*** Task input ***
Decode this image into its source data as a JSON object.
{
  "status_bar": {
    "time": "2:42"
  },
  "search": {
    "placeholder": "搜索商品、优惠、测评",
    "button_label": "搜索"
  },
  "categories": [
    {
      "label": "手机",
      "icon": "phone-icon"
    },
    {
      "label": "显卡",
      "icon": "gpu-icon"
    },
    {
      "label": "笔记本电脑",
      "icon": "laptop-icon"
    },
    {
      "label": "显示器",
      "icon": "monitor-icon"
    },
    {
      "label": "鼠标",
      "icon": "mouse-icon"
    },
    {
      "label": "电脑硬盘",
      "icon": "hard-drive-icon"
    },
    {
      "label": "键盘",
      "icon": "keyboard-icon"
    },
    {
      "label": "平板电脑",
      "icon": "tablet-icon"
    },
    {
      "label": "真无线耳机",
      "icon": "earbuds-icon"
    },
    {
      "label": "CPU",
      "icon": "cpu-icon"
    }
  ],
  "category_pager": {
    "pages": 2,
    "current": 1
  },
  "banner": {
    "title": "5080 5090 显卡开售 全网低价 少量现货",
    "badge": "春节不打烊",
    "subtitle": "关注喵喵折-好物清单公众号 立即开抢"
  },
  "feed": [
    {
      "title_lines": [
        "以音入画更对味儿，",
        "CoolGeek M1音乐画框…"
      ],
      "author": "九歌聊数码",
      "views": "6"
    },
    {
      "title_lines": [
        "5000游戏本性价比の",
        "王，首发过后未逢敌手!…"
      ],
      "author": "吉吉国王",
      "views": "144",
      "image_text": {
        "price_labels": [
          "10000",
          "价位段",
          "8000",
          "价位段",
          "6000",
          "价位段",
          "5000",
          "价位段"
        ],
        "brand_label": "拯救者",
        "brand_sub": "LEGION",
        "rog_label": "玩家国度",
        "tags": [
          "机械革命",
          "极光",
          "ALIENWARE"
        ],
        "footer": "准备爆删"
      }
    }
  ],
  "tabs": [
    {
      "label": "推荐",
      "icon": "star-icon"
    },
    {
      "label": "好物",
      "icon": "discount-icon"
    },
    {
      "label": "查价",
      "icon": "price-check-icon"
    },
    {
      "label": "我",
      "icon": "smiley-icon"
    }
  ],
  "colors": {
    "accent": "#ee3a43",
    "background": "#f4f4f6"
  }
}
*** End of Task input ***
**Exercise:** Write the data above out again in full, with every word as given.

**Answer space:**
Decode this image into its source data as a JSON object.
{
  "status_bar": {
    "time": "2:42"
  },
  "search": {
    "placeholder": "搜索商品、优惠、测评",
    "button_label": "搜索"
  },
  "categories": [
    {
      "label": "手机",
      "icon": "phone-icon"
    },
    {
      "label": "显卡",
      "icon": "gpu-icon"
    },
    {
      "label": "笔记本电脑",
      "icon": "laptop-icon"
    },
    {
      "label": "显示器",
      "icon": "monitor-icon"
    },
    {
      "label": "鼠标",
      "icon": "mouse-icon"
    },
    {
      "label": "电脑硬盘",
      "icon": "hard-drive-icon"
    },
    {
      "label": "键盘",
      "icon": "keyboard-icon"
    },
    {
      "label": "平板电脑",
      "icon": "tablet-icon"
    },
    {
      "label": "真无线耳机",
      "icon": "earbuds-icon"
    },
    {
      "label": "CPU",
      "icon": "cpu-icon"
    }
  ],
  "category_pager": {
    "pages": 2,
    "current": 1
  },
  "banner": {
    "title": "5080 5090 显卡开售 全网低价 少量现货",
    "badge": "春节不打烊",
    "subtitle": "关注喵喵折-好物清单公众号 立即开抢"
  },
  "feed": [
    {
      "title_lines": [
        "以音入画更对味儿，",
        "CoolGeek M1音乐画框…"
      ],
      "author": "九歌聊数码",
      "views": "6"
    },
    {
      "title_lines": [
        "5000游戏本性价比の",
        "王，首发过后未逢敌手!…"
      ],
      "author": "吉吉国王",
      "views": "144",
      "image_text": {
        "price_labels": [
          "10000",
          "价位段",
          "8000",
          "价位段",
          "6000",
          "价位段",
          "5000",
          "价位段"
        ],
        "brand_label": "拯救者",
        "brand_sub": "LEGION",
        "rog_label": "玩家国度",
        "tags": [
          "机械革命",
          "极光",
          "ALIENWARE"
        ],
        "footer": "准备爆删"
      }
    }
  ],
  "tabs": [
    {
      "label": "推荐",
      "icon": "star-icon"
    },
    {
      "label": "好物",
      "icon": "discount-icon"
    },
    {
      "label": "查价",
      "icon": "price-check-icon"
    },
    {
      "label": "我",
      "icon": "smiley-icon"
    }
  ],
  "colors": {
    "accent": "#ee3a43",
    "background": "#f4f4f6"
  }
}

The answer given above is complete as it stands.